A foul where the rules are blatantly, intentionally violated, with a stiffer penalty (e.g., loss of game) than normal.
This is a long distance shot that is given to your opponent as a challenge to make because it often works well as a safety (defense) when a better one is not available.
A short and loose stroke performed in a manner similar to the way one throws a dart; usually employed for a jump shot. See also nip draw.
This shot is a minimally calculated distressed shot which makes it evident to the opponent you no longer have any hope to winning the game.
The Valley National 8-Ball League Association. Founded in 1979, VENA is a non-profit organization established to promote the game of pool on coin-operated equipment. The membership is comprised of men, women and junior players, coin machine operators and manufacturers.
Ten Ball is a rotation is a rotation game very similar to nine-ball, using ten balls instead of nine, and with the 10 ball instead of the 9 as the "money ball".
The object of the game is pocket the 10-ball on any legal shot.
Basic cue tip contact points on the cue ball to impart various forms of spin. Top spin is also known as follow, side spin as english, and bottom spin as back spin, draw or screw.Rotational motion applied to a ball, especially to the cue ball by the tip of the cue, although if the cue ball is itself rotating it will impart (opposite) spin (in a lesser amount) to a contacted object ball. Types of spin include top spin, bottom or back spin (also known as draw or screw), and left and right side spin, all with widely differing and vital effects. Collectively they are often referred to in American English as "english". See also massé.

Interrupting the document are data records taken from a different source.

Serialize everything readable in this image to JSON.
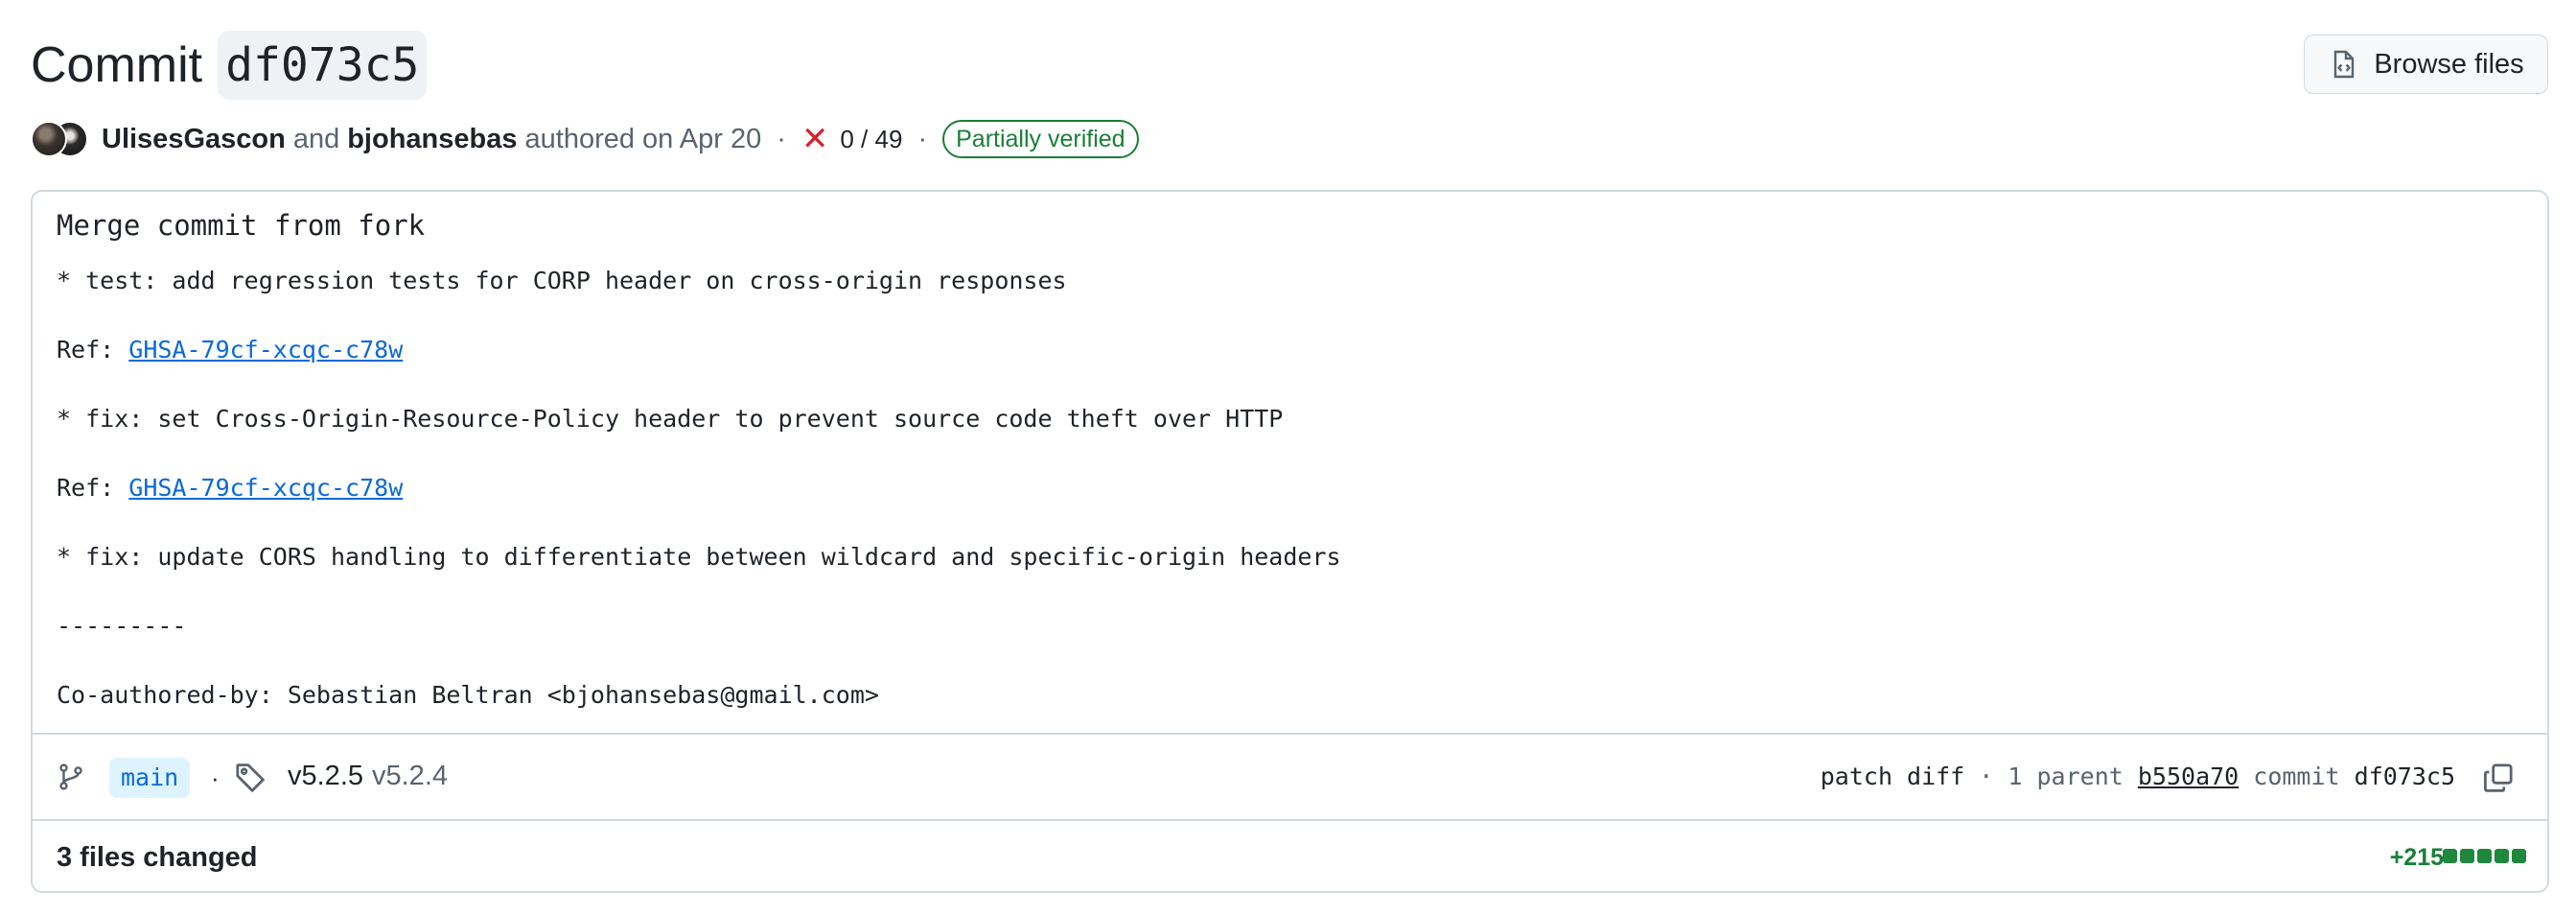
{
  "header": {
    "title_word": "Commit",
    "sha": "df073c5",
    "browse_files_label": "Browse files"
  },
  "authors": {
    "first": "UlisesGascon",
    "joiner": "and",
    "second": "bjohansebas",
    "authored_text": "authored on Apr 20",
    "separator": "·",
    "checks_icon": "x-icon",
    "checks_status": "0 / 49",
    "verification_badge": "Partially verified"
  },
  "message": {
    "summary": "Merge commit from fork",
    "lines": [
      "* test: add regression tests for CORP header on cross-origin responses",
      "* fix: set Cross-Origin-Resource-Policy header to prevent source code theft over HTTP",
      "* fix: update CORS handling to differentiate between wildcard and specific-origin headers",
      "---------",
      "Co-authored-by: Sebastian Beltran <bjohansebas@gmail.com>"
    ],
    "ref_label": "Ref: ",
    "ref_link": "GHSA-79cf-xcqc-c78w"
  },
  "meta": {
    "branch": "main",
    "dot": "·",
    "tags": [
      "v5.2.5",
      "v5.2.4"
    ],
    "patch_label": "patch",
    "diff_label": "diff",
    "parent_text": " · 1 parent ",
    "parent_sha": "b550a70",
    "commit_label": " commit ",
    "commit_sha": "df073c5"
  },
  "files": {
    "changed_label": "3 files changed",
    "additions": "+215",
    "diffstat_blocks": 5
  },
  "colors": {
    "link": "#0969da",
    "success": "#1a7f37",
    "danger": "#d1242f",
    "border": "#d1d9e0"
  }
}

This is a simple method of gambling where bets are determined between each game instead of playing matches.
When the tip of the cue begins to hang over the sides of the ferrule from constant use. This is the action of mushrooming, and it is important to use a tip tool to reshape the tip to fit the ferrule.
The useless but common practice of contorting one's body while a shot is in play, usually in the direction one wishes a ball or balls to travel, as if in the vain hope that this will influence the balls' trajectories; the term is considered humorous.
Any ball that may be legally struck by the cue ball.
In snooker, a situation where the scores are tied after all the balls have been potted, and the black ball is re-spotted and the first player to pot it wins. The players toss for the first shot, which must be taken with the cue ball in the D. A safety battle typically ensues, until an error allows a player to pot the black, or a fluke or a difficult pot is made.
A small clamping tip tool used to firmly hold and apply pressure to a replacement cue tip until the glue holding the tip to the ferrule has fully dried.
(Chiefly British.) In snooker and blackball/eight-ball pool, an instance where the cue ball has been potted (pocketed) after contacting an object ball. It is a fault (foul) in most games. There is no equivalent (current) American term for this specific means of pocketing the white ball. Compare losing hazard, scratch.
The pool player who is at the table taking their shot.
Also double-century break. In English billiards, a break of 200-299 points (i.e. double a century). Larger multi-centuries are regularly achieved. Rare in amateur play, triple centuries are routine, and quadruples not uncommon at World Professional Billiards Championships; 2007 winner Mike Russell shot four triples in the final round alone, while of sixteen competitors, three shot quadruple centuries (one once, one twice, and Russell three times). Quintuple centuries are rare even at the professional level, with only the 494 shot by nine-time World Champion Russell (who has more such titles than any other player in history as of 2007) coming close in that event. World Champion Geet Sethi holds the world record, at a duodectuple century (and then some) of 1276 consecutive points."
The upper portion of a cue which slides on a player's bridge hand and upon which the tip of the cue is mounted at its terminus. It also applies to the main, unsegmented body of a mechanical bridge.
A misnomer for hand talc.
A combination shot, where hitting the first ball rubs it against the center connecting line of two frozen object balls throwing the second out.
To elevate the back of the cue on a shot.
A player who was not shooting well during a match but suddenly turns it around and starts playing better and more accurately. Also known as "Finding a stroke" or "Found their stroke".
Also smalls, small ones, small balls. In eight-ball, to be shooting the solid suit (group) of balls (1 through 7); "you're the small one" or "I've got the smalls". Compare little, solids, reds, low, spots, dots, unders; contrast big.